• _Assignment_
Without pictures, retype the following entries exactly.

• _Available data_
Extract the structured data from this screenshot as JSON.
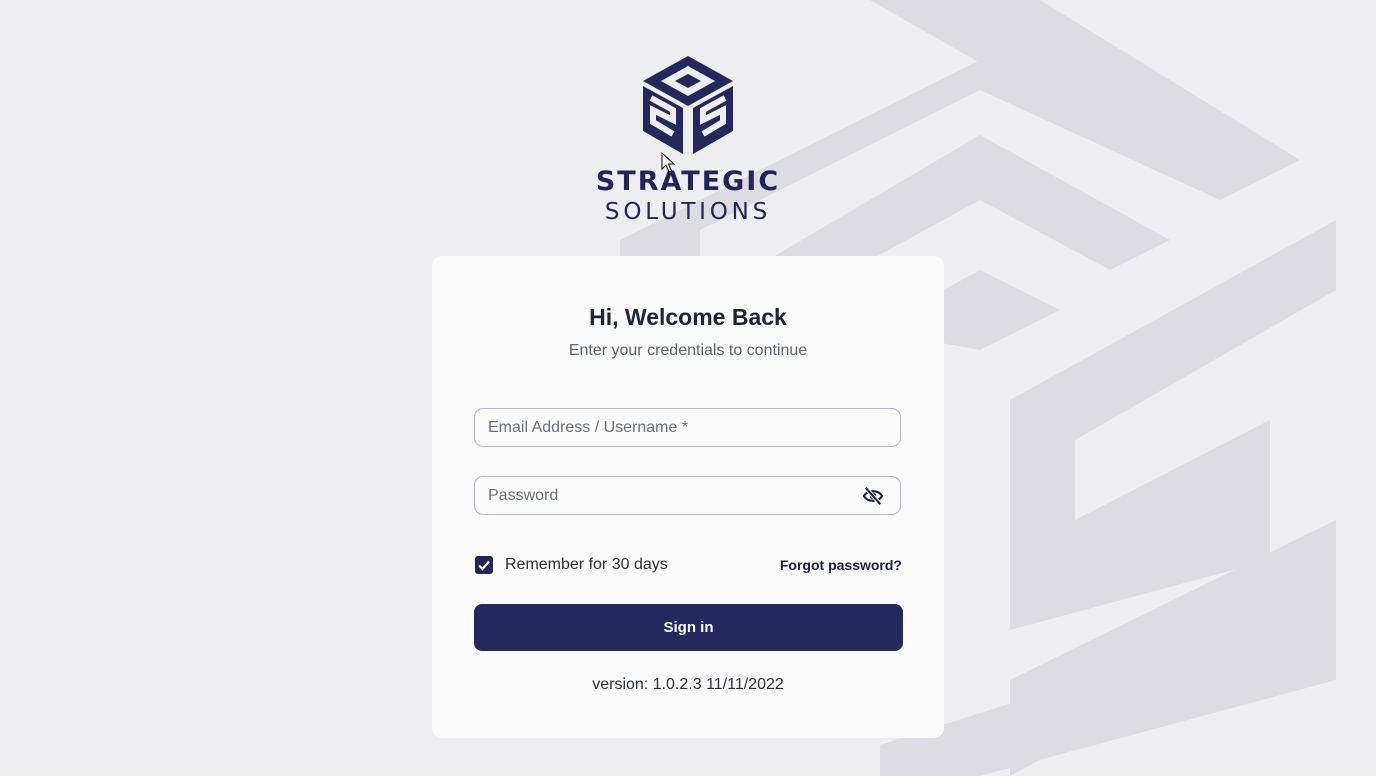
{
  "brand": {
    "line1": "STRATEGIC",
    "line2": "SOLUTIONS",
    "color": "#23255a"
  },
  "login": {
    "title": "Hi, Welcome Back",
    "subtitle": "Enter your credentials to continue",
    "email_placeholder": "Email Address / Username *",
    "password_placeholder": "Password",
    "password_toggle_icon": "eye-off-icon",
    "remember_label": "Remember for 30 days",
    "remember_checked": true,
    "forgot_label": "Forgot password?",
    "signin_label": "Sign in",
    "version": "version: 1.0.2.3 11/11/2022"
  },
  "colors": {
    "primary": "#25285c",
    "background": "#eeeef0",
    "card": "#fafafb"
  }
}
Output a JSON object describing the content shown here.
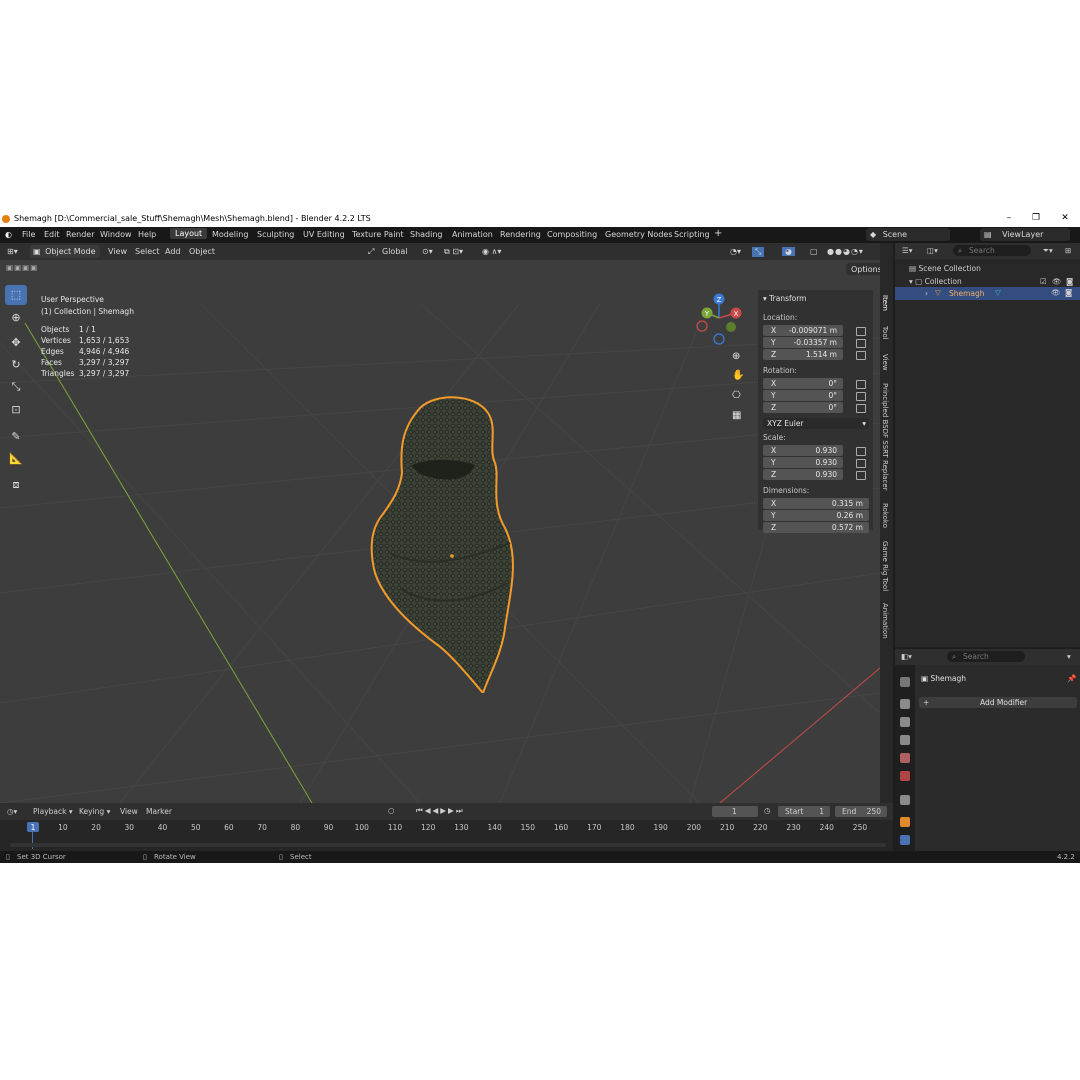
{
  "window": {
    "title": "Shemagh [D:\\Commercial_sale_Stuff\\Shemagh\\Mesh\\Shemagh.blend] - Blender 4.2.2 LTS"
  },
  "menu": [
    "File",
    "Edit",
    "Render",
    "Window",
    "Help"
  ],
  "workspaces": [
    "Layout",
    "Modeling",
    "Sculpting",
    "UV Editing",
    "Texture Paint",
    "Shading",
    "Animation",
    "Rendering",
    "Compositing",
    "Geometry Nodes",
    "Scripting"
  ],
  "active_workspace": "Layout",
  "scene": {
    "scene_name": "Scene",
    "view_layer": "ViewLayer"
  },
  "viewport_header": {
    "mode": "Object Mode",
    "menus": [
      "View",
      "Select",
      "Add",
      "Object"
    ],
    "orientation": "Global",
    "options_label": "Options"
  },
  "overlay": {
    "perspective": "User Perspective",
    "collection_info": "(1) Collection | Shemagh",
    "stats": [
      {
        "label": "Objects",
        "value": "1 / 1"
      },
      {
        "label": "Vertices",
        "value": "1,653 / 1,653"
      },
      {
        "label": "Edges",
        "value": "4,946 / 4,946"
      },
      {
        "label": "Faces",
        "value": "3,297 / 3,297"
      },
      {
        "label": "Triangles",
        "value": "3,297 / 3,297"
      }
    ]
  },
  "gizmo": {
    "x": "X",
    "y": "Y",
    "z": "Z"
  },
  "transform": {
    "header": "Transform",
    "location_label": "Location:",
    "location": [
      {
        "axis": "X",
        "value": "-0.009071 m"
      },
      {
        "axis": "Y",
        "value": "-0.03357 m"
      },
      {
        "axis": "Z",
        "value": "1.514 m"
      }
    ],
    "rotation_label": "Rotation:",
    "rotation": [
      {
        "axis": "X",
        "value": "0°"
      },
      {
        "axis": "Y",
        "value": "0°"
      },
      {
        "axis": "Z",
        "value": "0°"
      }
    ],
    "rotation_mode": "XYZ Euler",
    "scale_label": "Scale:",
    "scale": [
      {
        "axis": "X",
        "value": "0.930"
      },
      {
        "axis": "Y",
        "value": "0.930"
      },
      {
        "axis": "Z",
        "value": "0.930"
      }
    ],
    "dimensions_label": "Dimensions:",
    "dimensions": [
      {
        "axis": "X",
        "value": "0.315 m"
      },
      {
        "axis": "Y",
        "value": "0.26 m"
      },
      {
        "axis": "Z",
        "value": "0.572 m"
      }
    ]
  },
  "sidebar_tabs": [
    "Item",
    "Tool",
    "View",
    "Principled BSDF SSRT Replacer",
    "Rokoko",
    "Game Rig Tool",
    "Animation"
  ],
  "outliner": {
    "search_placeholder": "Search",
    "scene_collection": "Scene Collection",
    "collection": "Collection",
    "object": "Shemagh"
  },
  "properties": {
    "search_placeholder": "Search",
    "object_name": "Shemagh",
    "add_modifier": "Add Modifier"
  },
  "timeline": {
    "menus": [
      "Playback",
      "Keying",
      "View",
      "Marker"
    ],
    "current_frame": "1",
    "start_label": "Start",
    "start": "1",
    "end_label": "End",
    "end": "250",
    "ticks": [
      "1",
      "10",
      "20",
      "30",
      "40",
      "50",
      "60",
      "70",
      "80",
      "90",
      "100",
      "110",
      "120",
      "130",
      "140",
      "150",
      "160",
      "170",
      "180",
      "190",
      "200",
      "210",
      "220",
      "230",
      "240",
      "250"
    ]
  },
  "statusbar": {
    "hint1": "Set 3D Cursor",
    "hint2": "Rotate View",
    "hint3": "Select",
    "version": "4.2.2"
  },
  "colors": {
    "accent": "#4772b3",
    "selection_outline": "#f29b2c",
    "x_axis": "#c84a4a",
    "y_axis": "#7aa53a",
    "z_axis": "#3a7ad6"
  }
}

• _Task solution_
Extract the structured data from this screenshot as JSON.
{
  "brand": {
    "line1": "STRATEGIC",
    "line2": "SOLUTIONS",
    "color": "#23255a"
  },
  "login": {
    "title": "Hi, Welcome Back",
    "subtitle": "Enter your credentials to continue",
    "email_placeholder": "Email Address / Username *",
    "password_placeholder": "Password",
    "password_toggle_icon": "eye-off-icon",
    "remember_label": "Remember for 30 days",
    "remember_checked": true,
    "forgot_label": "Forgot password?",
    "signin_label": "Sign in",
    "version": "version: 1.0.2.3 11/11/2022"
  },
  "colors": {
    "primary": "#25285c",
    "background": "#eeeef0",
    "card": "#fafafb"
  }
}
Output a JSON object describing the content shown here.
{
  "window": {
    "title": "Shemagh [D:\\Commercial_sale_Stuff\\Shemagh\\Mesh\\Shemagh.blend] - Blender 4.2.2 LTS"
  },
  "menu": [
    "File",
    "Edit",
    "Render",
    "Window",
    "Help"
  ],
  "workspaces": [
    "Layout",
    "Modeling",
    "Sculpting",
    "UV Editing",
    "Texture Paint",
    "Shading",
    "Animation",
    "Rendering",
    "Compositing",
    "Geometry Nodes",
    "Scripting"
  ],
  "active_workspace": "Layout",
  "scene": {
    "scene_name": "Scene",
    "view_layer": "ViewLayer"
  },
  "viewport_header": {
    "mode": "Object Mode",
    "menus": [
      "View",
      "Select",
      "Add",
      "Object"
    ],
    "orientation": "Global",
    "options_label": "Options"
  },
  "overlay": {
    "perspective": "User Perspective",
    "collection_info": "(1) Collection | Shemagh",
    "stats": [
      {
        "label": "Objects",
        "value": "1 / 1"
      },
      {
        "label": "Vertices",
        "value": "1,653 / 1,653"
      },
      {
        "label": "Edges",
        "value": "4,946 / 4,946"
      },
      {
        "label": "Faces",
        "value": "3,297 / 3,297"
      },
      {
        "label": "Triangles",
        "value": "3,297 / 3,297"
      }
    ]
  },
  "gizmo": {
    "x": "X",
    "y": "Y",
    "z": "Z"
  },
  "transform": {
    "header": "Transform",
    "location_label": "Location:",
    "location": [
      {
        "axis": "X",
        "value": "-0.009071 m"
      },
      {
        "axis": "Y",
        "value": "-0.03357 m"
      },
      {
        "axis": "Z",
        "value": "1.514 m"
      }
    ],
    "rotation_label": "Rotation:",
    "rotation": [
      {
        "axis": "X",
        "value": "0°"
      },
      {
        "axis": "Y",
        "value": "0°"
      },
      {
        "axis": "Z",
        "value": "0°"
      }
    ],
    "rotation_mode": "XYZ Euler",
    "scale_label": "Scale:",
    "scale": [
      {
        "axis": "X",
        "value": "0.930"
      },
      {
        "axis": "Y",
        "value": "0.930"
      },
      {
        "axis": "Z",
        "value": "0.930"
      }
    ],
    "dimensions_label": "Dimensions:",
    "dimensions": [
      {
        "axis": "X",
        "value": "0.315 m"
      },
      {
        "axis": "Y",
        "value": "0.26 m"
      },
      {
        "axis": "Z",
        "value": "0.572 m"
      }
    ]
  },
  "sidebar_tabs": [
    "Item",
    "Tool",
    "View",
    "Principled BSDF SSRT Replacer",
    "Rokoko",
    "Game Rig Tool",
    "Animation"
  ],
  "outliner": {
    "search_placeholder": "Search",
    "scene_collection": "Scene Collection",
    "collection": "Collection",
    "object": "Shemagh"
  },
  "properties": {
    "search_placeholder": "Search",
    "object_name": "Shemagh",
    "add_modifier": "Add Modifier"
  },
  "timeline": {
    "menus": [
      "Playback",
      "Keying",
      "View",
      "Marker"
    ],
    "current_frame": "1",
    "start_label": "Start",
    "start": "1",
    "end_label": "End",
    "end": "250",
    "ticks": [
      "1",
      "10",
      "20",
      "30",
      "40",
      "50",
      "60",
      "70",
      "80",
      "90",
      "100",
      "110",
      "120",
      "130",
      "140",
      "150",
      "160",
      "170",
      "180",
      "190",
      "200",
      "210",
      "220",
      "230",
      "240",
      "250"
    ]
  },
  "statusbar": {
    "hint1": "Set 3D Cursor",
    "hint2": "Rotate View",
    "hint3": "Select",
    "version": "4.2.2"
  },
  "colors": {
    "accent": "#4772b3",
    "selection_outline": "#f29b2c",
    "x_axis": "#c84a4a",
    "y_axis": "#7aa53a",
    "z_axis": "#3a7ad6"
  }
}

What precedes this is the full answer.